Tuesday’s re-election of President Obama triggered immediate speculation about the future of Defense Secretary Leon E. Panetta, who will turn 75 in June. Mr. Panetta, defense secretary since June 2011, has had a long career in government and is said by associates to be ready to return to private life in Northern California, where he frequently visits and owns land.
Asked about the secretary’s future, Pentagon spokesman George Little told Inside the Ring:
“Panetta is honored to serve as secretary, thoroughly enjoys the job, and that’s where his focus is. His eyes are now on the [Defense] Department and its missions, not on his personal future.”
Pentagon insiders say Deputy Secretary of Defense Ashton B. Carter is known to be eager to fill the top position at the Pentagon should Mr. Panetta decide to step down. Mr. Carter was the Pentagon’s acquisitions undersecretary from 2009 until October 2011, when he became the No. 2 official.
Another candidate for defense secretary is said to be Michele Flournoy, who held the post of undersecretary of defense for policy from 2009 to February.
Both Mr. Carter and Ms. Flournoy were officials during the administration of BillClinton and favor liberal defense policies similar to those of Mr. Panetta‘s.
Mr. Panetta said in a statement to Pentagon employees on Wednesday that throughout the presidential campaign, “we at the Department of Defense have been squarely focused on our mission of defending the nation.”
“Now that the campaign is over, we will stay just as focused on that critical mission,” he said, as the Pentagon prepares to grapple with a looming $660 billion cut in defense spending mandated by Congress in the coming months.

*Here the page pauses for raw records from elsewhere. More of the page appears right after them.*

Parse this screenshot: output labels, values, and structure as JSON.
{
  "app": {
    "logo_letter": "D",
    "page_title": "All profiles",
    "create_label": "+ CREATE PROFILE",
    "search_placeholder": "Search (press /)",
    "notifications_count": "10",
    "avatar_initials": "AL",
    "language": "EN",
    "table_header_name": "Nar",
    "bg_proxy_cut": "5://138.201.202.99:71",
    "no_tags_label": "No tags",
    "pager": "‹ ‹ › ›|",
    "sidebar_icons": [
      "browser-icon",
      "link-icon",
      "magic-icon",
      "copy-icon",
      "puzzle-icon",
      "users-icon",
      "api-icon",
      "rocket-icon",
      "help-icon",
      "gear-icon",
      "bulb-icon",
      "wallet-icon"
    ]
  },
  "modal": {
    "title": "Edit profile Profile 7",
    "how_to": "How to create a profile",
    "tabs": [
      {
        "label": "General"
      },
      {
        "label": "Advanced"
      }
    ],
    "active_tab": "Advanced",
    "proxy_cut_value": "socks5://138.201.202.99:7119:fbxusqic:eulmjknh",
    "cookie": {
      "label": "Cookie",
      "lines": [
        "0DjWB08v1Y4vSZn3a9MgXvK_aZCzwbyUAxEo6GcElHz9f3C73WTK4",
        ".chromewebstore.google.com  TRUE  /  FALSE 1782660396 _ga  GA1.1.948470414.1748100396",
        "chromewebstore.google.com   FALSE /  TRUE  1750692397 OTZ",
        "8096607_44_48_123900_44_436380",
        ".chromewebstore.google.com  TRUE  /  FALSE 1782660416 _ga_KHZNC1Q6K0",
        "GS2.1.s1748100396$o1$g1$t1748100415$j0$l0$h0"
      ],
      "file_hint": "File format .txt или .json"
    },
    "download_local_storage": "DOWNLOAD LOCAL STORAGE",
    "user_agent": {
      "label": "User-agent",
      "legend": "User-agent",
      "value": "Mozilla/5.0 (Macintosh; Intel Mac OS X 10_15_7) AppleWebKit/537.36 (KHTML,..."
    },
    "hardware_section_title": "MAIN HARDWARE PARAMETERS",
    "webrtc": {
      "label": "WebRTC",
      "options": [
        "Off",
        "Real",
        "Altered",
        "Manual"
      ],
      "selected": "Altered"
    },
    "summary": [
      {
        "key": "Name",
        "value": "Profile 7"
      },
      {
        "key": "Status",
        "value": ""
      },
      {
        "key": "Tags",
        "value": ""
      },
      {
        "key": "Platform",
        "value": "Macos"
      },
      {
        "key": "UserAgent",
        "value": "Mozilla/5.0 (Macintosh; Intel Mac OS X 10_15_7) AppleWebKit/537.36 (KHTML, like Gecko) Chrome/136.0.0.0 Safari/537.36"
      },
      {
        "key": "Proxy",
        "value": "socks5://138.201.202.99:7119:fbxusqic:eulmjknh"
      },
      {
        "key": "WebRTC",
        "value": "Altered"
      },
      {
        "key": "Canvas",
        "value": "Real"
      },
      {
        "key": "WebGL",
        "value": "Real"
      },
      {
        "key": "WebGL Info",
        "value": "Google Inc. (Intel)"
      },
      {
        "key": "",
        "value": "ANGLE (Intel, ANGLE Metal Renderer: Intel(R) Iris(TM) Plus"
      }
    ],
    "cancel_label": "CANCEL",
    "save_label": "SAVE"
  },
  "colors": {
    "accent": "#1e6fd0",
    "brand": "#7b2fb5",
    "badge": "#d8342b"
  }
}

Ms. Flournoy is a supporter and friend of Secretary of State Hillary Rodham Clinton, who also is expected to step down after logging more than 900,000 miles of travel.
Should Mrs. Clinton move on from Foggy Bottom, U.S. Ambassador to the United Nations Susan Rice is expected to be named as her replacement.
However, Ms. Rice is likely to face a bruising confirmation battle before the Senate over her public comments calling the Sept. 11 attack on the U.S. diplomatic compound in Benghazi, Libya, the result of spontaneous anti-U.S. demonstrations.
Now that President Obama has won re-election, national security members and aides in Congress are bracing for the president’s pre-election promise to Russian leader Dmitri Medvedev to show “more flexibility” in talks with Moscow on missile defenses and other strategic issues.
Mr. Obama was overheard during a summit meeting in Seoul in March telling Mr. Medvedev that he needed Russia to back off from applying pressure on him and his administration to make concessions in missile-defense talks on U.S. and European defenses in Europe.
The president said he needed space “particularly on missile defense” because “this is my last election … after my election, I have more flexibility.”